Interface dataset entries

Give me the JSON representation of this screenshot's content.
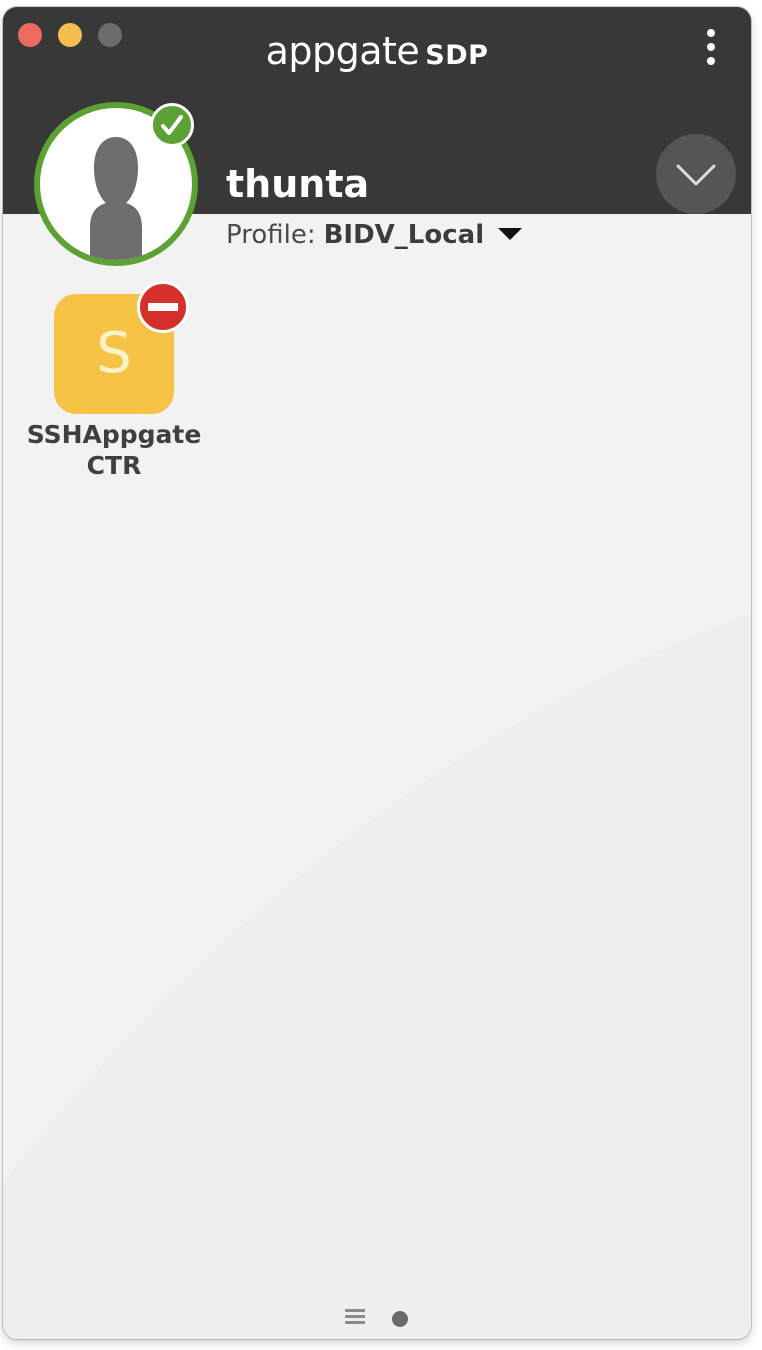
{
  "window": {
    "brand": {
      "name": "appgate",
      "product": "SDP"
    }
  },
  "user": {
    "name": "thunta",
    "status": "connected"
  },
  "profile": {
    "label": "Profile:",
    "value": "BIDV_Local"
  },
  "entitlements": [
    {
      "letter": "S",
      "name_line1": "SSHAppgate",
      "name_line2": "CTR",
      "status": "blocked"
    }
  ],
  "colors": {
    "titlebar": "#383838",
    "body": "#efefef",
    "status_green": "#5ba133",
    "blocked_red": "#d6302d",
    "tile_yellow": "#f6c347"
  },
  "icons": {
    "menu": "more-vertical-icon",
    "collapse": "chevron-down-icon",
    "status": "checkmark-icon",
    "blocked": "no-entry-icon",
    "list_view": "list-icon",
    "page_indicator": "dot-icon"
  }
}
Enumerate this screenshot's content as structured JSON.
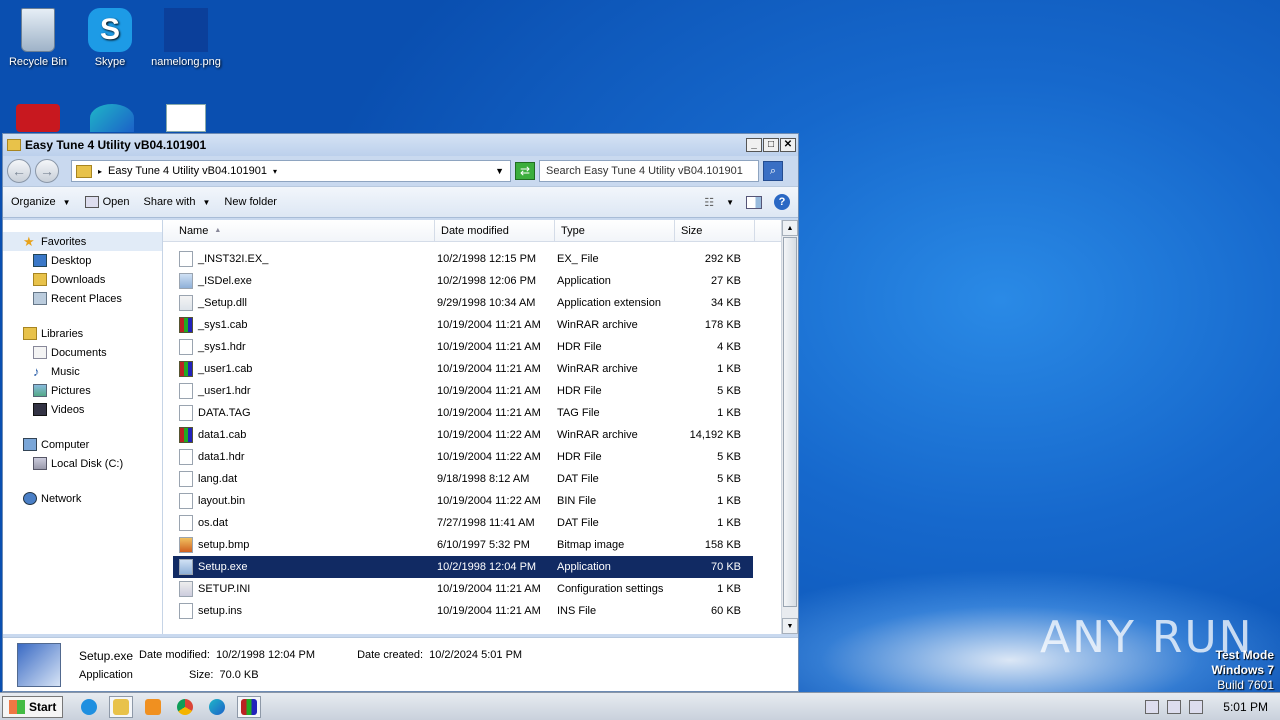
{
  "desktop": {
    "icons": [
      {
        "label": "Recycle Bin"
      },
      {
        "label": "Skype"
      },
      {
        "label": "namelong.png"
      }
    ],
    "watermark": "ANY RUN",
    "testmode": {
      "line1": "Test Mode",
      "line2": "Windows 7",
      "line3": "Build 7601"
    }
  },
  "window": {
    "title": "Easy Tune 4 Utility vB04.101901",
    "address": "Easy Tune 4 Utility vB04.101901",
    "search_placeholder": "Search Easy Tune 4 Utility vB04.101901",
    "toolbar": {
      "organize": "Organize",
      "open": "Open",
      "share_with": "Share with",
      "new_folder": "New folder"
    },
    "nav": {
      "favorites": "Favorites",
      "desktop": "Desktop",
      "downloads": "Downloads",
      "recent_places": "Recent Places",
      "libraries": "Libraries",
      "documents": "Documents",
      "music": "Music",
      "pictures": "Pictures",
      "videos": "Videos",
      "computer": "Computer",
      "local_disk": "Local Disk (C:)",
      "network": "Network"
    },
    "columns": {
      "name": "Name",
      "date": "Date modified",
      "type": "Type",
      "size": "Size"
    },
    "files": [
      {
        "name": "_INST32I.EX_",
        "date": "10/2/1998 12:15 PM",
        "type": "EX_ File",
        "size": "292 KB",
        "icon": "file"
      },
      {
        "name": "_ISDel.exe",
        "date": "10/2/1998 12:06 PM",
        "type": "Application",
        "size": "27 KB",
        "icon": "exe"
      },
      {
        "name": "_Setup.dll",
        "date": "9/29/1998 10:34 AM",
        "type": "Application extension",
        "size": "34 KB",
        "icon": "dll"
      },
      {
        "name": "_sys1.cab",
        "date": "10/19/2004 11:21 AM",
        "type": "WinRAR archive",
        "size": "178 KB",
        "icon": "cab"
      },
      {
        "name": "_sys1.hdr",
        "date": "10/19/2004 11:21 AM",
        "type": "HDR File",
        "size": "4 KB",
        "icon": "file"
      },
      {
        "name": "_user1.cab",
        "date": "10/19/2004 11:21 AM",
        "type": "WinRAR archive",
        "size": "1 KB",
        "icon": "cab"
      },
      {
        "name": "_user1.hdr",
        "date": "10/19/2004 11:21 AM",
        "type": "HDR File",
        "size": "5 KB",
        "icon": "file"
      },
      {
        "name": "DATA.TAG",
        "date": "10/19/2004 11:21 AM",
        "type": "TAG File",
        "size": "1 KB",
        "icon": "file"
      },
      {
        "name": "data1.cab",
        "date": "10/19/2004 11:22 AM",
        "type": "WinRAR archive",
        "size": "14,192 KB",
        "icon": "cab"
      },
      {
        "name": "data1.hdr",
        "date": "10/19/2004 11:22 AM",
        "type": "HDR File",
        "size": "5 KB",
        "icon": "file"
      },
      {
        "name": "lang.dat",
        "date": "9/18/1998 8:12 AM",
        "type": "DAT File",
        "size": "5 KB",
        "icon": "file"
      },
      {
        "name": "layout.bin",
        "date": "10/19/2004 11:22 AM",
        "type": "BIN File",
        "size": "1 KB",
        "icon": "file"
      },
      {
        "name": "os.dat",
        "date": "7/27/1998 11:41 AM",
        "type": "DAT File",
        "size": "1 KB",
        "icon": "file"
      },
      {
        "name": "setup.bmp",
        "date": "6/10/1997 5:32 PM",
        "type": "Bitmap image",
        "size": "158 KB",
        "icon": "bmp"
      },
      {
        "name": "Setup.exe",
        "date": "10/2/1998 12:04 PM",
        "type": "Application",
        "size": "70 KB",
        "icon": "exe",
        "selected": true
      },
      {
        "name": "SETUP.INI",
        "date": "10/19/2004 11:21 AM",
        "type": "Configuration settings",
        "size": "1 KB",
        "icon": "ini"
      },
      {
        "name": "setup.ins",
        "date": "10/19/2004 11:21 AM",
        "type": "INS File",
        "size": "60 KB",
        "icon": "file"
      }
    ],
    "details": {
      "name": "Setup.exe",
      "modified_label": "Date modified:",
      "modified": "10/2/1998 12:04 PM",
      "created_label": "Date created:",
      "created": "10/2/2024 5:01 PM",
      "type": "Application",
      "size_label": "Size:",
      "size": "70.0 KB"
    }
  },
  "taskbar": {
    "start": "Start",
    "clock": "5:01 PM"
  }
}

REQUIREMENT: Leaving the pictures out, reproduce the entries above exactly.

REPLY TO THE TASK:
Give me the JSON representation of this screenshot's content.
{
  "window": {
    "brand": {
      "name": "appgate",
      "product": "SDP"
    }
  },
  "user": {
    "name": "thunta",
    "status": "connected"
  },
  "profile": {
    "label": "Profile:",
    "value": "BIDV_Local"
  },
  "entitlements": [
    {
      "letter": "S",
      "name_line1": "SSHAppgate",
      "name_line2": "CTR",
      "status": "blocked"
    }
  ],
  "colors": {
    "titlebar": "#383838",
    "body": "#efefef",
    "status_green": "#5ba133",
    "blocked_red": "#d6302d",
    "tile_yellow": "#f6c347"
  },
  "icons": {
    "menu": "more-vertical-icon",
    "collapse": "chevron-down-icon",
    "status": "checkmark-icon",
    "blocked": "no-entry-icon",
    "list_view": "list-icon",
    "page_indicator": "dot-icon"
  }
}
Enumerate this screenshot's content as structured JSON.
{
  "desktop": {
    "icons": [
      {
        "label": "Recycle Bin"
      },
      {
        "label": "Skype"
      },
      {
        "label": "namelong.png"
      }
    ],
    "watermark": "ANY RUN",
    "testmode": {
      "line1": "Test Mode",
      "line2": "Windows 7",
      "line3": "Build 7601"
    }
  },
  "window": {
    "title": "Easy Tune 4 Utility vB04.101901",
    "address": "Easy Tune 4 Utility vB04.101901",
    "search_placeholder": "Search Easy Tune 4 Utility vB04.101901",
    "toolbar": {
      "organize": "Organize",
      "open": "Open",
      "share_with": "Share with",
      "new_folder": "New folder"
    },
    "nav": {
      "favorites": "Favorites",
      "desktop": "Desktop",
      "downloads": "Downloads",
      "recent_places": "Recent Places",
      "libraries": "Libraries",
      "documents": "Documents",
      "music": "Music",
      "pictures": "Pictures",
      "videos": "Videos",
      "computer": "Computer",
      "local_disk": "Local Disk (C:)",
      "network": "Network"
    },
    "columns": {
      "name": "Name",
      "date": "Date modified",
      "type": "Type",
      "size": "Size"
    },
    "files": [
      {
        "name": "_INST32I.EX_",
        "date": "10/2/1998 12:15 PM",
        "type": "EX_ File",
        "size": "292 KB",
        "icon": "file"
      },
      {
        "name": "_ISDel.exe",
        "date": "10/2/1998 12:06 PM",
        "type": "Application",
        "size": "27 KB",
        "icon": "exe"
      },
      {
        "name": "_Setup.dll",
        "date": "9/29/1998 10:34 AM",
        "type": "Application extension",
        "size": "34 KB",
        "icon": "dll"
      },
      {
        "name": "_sys1.cab",
        "date": "10/19/2004 11:21 AM",
        "type": "WinRAR archive",
        "size": "178 KB",
        "icon": "cab"
      },
      {
        "name": "_sys1.hdr",
        "date": "10/19/2004 11:21 AM",
        "type": "HDR File",
        "size": "4 KB",
        "icon": "file"
      },
      {
        "name": "_user1.cab",
        "date": "10/19/2004 11:21 AM",
        "type": "WinRAR archive",
        "size": "1 KB",
        "icon": "cab"
      },
      {
        "name": "_user1.hdr",
        "date": "10/19/2004 11:21 AM",
        "type": "HDR File",
        "size": "5 KB",
        "icon": "file"
      },
      {
        "name": "DATA.TAG",
        "date": "10/19/2004 11:21 AM",
        "type": "TAG File",
        "size": "1 KB",
        "icon": "file"
      },
      {
        "name": "data1.cab",
        "date": "10/19/2004 11:22 AM",
        "type": "WinRAR archive",
        "size": "14,192 KB",
        "icon": "cab"
      },
      {
        "name": "data1.hdr",
        "date": "10/19/2004 11:22 AM",
        "type": "HDR File",
        "size": "5 KB",
        "icon": "file"
      },
      {
        "name": "lang.dat",
        "date": "9/18/1998 8:12 AM",
        "type": "DAT File",
        "size": "5 KB",
        "icon": "file"
      },
      {
        "name": "layout.bin",
        "date": "10/19/2004 11:22 AM",
        "type": "BIN File",
        "size": "1 KB",
        "icon": "file"
      },
      {
        "name": "os.dat",
        "date": "7/27/1998 11:41 AM",
        "type": "DAT File",
        "size": "1 KB",
        "icon": "file"
      },
      {
        "name": "setup.bmp",
        "date": "6/10/1997 5:32 PM",
        "type": "Bitmap image",
        "size": "158 KB",
        "icon": "bmp"
      },
      {
        "name": "Setup.exe",
        "date": "10/2/1998 12:04 PM",
        "type": "Application",
        "size": "70 KB",
        "icon": "exe",
        "selected": true
      },
      {
        "name": "SETUP.INI",
        "date": "10/19/2004 11:21 AM",
        "type": "Configuration settings",
        "size": "1 KB",
        "icon": "ini"
      },
      {
        "name": "setup.ins",
        "date": "10/19/2004 11:21 AM",
        "type": "INS File",
        "size": "60 KB",
        "icon": "file"
      }
    ],
    "details": {
      "name": "Setup.exe",
      "modified_label": "Date modified:",
      "modified": "10/2/1998 12:04 PM",
      "created_label": "Date created:",
      "created": "10/2/2024 5:01 PM",
      "type": "Application",
      "size_label": "Size:",
      "size": "70.0 KB"
    }
  },
  "taskbar": {
    "start": "Start",
    "clock": "5:01 PM"
  }
}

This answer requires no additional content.